Website and app data records ->
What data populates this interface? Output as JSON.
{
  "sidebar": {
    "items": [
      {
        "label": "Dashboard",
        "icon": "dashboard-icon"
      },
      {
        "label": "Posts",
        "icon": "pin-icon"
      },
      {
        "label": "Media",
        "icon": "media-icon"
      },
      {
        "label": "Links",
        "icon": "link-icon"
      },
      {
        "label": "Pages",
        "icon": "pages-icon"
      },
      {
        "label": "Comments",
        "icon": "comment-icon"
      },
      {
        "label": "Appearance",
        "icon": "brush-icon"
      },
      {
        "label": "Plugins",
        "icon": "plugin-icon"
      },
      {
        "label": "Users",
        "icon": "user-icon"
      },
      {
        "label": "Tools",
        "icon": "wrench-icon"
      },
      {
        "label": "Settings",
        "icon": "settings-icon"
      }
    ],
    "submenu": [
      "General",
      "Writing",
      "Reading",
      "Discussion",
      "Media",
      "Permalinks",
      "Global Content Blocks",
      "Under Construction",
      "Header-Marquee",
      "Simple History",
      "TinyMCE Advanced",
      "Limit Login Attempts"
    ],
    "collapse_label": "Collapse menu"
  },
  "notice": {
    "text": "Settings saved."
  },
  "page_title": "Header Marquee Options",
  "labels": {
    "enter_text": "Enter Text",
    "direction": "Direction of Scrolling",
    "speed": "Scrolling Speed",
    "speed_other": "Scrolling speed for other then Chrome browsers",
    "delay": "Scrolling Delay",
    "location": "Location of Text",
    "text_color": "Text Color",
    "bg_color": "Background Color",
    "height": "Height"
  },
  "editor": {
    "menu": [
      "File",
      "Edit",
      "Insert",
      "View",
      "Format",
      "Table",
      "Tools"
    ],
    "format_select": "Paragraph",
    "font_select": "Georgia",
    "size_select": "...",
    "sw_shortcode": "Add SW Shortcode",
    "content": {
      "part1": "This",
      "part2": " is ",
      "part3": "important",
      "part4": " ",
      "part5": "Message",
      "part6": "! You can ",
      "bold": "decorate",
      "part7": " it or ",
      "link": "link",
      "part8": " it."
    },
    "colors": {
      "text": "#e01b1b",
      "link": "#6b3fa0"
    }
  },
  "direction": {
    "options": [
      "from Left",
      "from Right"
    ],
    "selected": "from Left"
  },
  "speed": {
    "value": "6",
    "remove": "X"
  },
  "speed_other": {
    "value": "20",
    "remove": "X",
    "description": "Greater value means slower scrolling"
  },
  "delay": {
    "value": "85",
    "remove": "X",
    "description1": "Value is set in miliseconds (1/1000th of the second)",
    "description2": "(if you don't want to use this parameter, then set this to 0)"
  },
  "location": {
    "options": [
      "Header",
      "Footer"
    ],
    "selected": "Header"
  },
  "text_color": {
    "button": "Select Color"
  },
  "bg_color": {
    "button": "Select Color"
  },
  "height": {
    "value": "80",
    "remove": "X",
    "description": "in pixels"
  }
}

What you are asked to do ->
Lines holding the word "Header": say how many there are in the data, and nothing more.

Output of the task ->
4